_WHAT YOU HAVE TO DO_
The answer must be a single number: the count of lines in these records that hold "screenshot".

[Dataset rows describing interfaces]
□ □ □

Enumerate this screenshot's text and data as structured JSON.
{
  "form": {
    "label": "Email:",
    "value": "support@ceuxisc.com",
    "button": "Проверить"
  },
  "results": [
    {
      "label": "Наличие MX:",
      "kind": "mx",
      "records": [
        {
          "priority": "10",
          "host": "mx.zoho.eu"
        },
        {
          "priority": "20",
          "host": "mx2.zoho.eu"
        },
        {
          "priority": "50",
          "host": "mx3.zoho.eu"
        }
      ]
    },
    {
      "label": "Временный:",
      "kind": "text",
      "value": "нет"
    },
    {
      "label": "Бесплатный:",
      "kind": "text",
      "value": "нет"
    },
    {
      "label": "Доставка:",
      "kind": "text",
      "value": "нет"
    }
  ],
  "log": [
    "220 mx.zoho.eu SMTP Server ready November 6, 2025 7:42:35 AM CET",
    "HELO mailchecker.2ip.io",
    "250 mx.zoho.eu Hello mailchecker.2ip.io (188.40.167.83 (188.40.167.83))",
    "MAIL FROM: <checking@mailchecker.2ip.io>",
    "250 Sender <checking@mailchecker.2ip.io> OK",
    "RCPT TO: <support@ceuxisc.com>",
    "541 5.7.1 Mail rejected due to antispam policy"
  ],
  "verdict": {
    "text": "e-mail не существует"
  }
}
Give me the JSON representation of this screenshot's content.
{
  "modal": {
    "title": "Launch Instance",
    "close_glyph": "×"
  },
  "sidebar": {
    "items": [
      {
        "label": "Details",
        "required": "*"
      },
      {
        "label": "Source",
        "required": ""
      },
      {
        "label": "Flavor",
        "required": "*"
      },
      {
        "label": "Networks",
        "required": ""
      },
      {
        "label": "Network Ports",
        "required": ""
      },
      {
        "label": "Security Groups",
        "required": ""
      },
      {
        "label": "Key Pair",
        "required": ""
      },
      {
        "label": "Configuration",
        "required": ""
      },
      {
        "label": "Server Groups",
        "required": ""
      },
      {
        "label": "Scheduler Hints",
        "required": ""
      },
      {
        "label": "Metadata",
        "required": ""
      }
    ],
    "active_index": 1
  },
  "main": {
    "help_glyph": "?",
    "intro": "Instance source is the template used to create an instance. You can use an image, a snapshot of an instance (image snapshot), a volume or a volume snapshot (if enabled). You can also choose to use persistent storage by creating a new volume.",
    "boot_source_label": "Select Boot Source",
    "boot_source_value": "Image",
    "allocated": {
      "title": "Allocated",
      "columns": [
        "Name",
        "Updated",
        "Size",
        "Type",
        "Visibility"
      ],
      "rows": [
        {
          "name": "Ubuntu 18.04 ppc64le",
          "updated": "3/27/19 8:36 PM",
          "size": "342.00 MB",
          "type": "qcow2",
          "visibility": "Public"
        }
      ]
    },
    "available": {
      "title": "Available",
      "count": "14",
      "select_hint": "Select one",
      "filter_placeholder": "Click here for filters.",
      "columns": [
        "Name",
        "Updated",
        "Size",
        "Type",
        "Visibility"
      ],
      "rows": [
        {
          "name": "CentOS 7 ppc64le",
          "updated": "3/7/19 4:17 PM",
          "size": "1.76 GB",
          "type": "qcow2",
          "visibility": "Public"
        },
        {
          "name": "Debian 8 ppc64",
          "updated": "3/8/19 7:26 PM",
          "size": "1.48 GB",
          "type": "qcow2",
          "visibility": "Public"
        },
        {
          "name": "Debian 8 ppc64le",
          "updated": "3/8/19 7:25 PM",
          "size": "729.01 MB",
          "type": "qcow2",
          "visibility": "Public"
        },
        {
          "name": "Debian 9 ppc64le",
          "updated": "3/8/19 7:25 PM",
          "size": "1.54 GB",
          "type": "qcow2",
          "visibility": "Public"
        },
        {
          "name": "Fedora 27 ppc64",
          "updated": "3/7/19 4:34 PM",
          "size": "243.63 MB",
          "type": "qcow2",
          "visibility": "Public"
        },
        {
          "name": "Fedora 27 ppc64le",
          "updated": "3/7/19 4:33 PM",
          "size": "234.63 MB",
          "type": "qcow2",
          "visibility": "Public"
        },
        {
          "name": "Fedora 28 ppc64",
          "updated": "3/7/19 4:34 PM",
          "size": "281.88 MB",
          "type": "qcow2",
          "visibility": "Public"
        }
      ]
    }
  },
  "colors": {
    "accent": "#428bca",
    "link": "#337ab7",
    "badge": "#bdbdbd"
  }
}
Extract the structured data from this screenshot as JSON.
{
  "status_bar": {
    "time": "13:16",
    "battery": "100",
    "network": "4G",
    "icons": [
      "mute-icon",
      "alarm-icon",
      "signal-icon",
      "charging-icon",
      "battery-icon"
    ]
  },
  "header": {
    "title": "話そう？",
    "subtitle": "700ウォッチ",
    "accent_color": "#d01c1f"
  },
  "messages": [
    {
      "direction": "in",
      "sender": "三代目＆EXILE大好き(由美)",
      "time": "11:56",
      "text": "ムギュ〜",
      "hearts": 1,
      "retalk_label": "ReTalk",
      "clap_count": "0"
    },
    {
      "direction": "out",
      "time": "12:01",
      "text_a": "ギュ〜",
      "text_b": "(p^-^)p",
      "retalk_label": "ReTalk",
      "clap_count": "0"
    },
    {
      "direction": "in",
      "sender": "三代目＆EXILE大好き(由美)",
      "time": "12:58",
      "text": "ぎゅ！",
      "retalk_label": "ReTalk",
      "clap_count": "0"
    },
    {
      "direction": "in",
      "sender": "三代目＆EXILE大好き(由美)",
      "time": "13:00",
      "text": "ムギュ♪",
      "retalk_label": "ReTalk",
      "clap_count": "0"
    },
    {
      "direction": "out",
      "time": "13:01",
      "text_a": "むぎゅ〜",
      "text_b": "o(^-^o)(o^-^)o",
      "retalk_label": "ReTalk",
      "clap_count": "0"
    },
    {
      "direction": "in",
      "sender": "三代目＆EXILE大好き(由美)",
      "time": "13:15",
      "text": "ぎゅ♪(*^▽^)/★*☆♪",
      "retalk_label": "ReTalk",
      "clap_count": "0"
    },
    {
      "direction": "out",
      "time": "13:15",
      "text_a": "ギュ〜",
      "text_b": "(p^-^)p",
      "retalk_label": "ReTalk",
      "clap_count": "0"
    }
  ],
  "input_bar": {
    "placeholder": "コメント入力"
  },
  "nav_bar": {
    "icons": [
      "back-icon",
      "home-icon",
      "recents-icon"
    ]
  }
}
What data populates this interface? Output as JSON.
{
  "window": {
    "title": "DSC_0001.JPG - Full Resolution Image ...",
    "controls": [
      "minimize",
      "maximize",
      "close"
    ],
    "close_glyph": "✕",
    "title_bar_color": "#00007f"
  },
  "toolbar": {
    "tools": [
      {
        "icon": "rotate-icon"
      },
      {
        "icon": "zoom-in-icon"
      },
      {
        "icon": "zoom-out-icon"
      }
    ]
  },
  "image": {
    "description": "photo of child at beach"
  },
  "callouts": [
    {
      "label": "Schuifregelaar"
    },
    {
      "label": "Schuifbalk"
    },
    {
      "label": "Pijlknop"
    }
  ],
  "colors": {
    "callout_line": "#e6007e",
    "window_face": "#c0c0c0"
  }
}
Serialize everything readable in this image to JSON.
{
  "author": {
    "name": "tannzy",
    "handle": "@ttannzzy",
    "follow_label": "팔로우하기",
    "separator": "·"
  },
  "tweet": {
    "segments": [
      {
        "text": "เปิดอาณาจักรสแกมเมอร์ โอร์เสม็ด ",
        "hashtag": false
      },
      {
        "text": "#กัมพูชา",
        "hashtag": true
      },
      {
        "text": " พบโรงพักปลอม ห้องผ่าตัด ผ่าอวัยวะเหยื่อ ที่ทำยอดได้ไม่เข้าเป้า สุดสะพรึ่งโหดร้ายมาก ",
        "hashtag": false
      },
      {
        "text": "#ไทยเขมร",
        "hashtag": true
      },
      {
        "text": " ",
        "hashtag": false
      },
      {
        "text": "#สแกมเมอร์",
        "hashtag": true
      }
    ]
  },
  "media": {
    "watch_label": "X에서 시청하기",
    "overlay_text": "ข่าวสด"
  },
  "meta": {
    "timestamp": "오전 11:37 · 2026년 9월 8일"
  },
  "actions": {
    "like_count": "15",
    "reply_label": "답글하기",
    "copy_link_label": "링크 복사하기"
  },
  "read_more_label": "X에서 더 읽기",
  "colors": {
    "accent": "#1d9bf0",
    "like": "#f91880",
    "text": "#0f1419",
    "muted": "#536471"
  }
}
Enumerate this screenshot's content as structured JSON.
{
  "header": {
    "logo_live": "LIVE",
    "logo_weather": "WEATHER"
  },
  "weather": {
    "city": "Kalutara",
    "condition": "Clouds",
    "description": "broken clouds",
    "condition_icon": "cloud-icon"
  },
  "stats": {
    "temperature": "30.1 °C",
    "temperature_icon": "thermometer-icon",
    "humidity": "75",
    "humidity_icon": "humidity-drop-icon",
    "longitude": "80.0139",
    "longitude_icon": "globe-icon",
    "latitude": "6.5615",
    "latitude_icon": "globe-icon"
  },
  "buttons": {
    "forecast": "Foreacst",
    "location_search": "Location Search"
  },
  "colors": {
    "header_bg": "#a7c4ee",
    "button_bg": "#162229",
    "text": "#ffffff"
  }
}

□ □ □

_RESPONSE TO THIS TASK_
4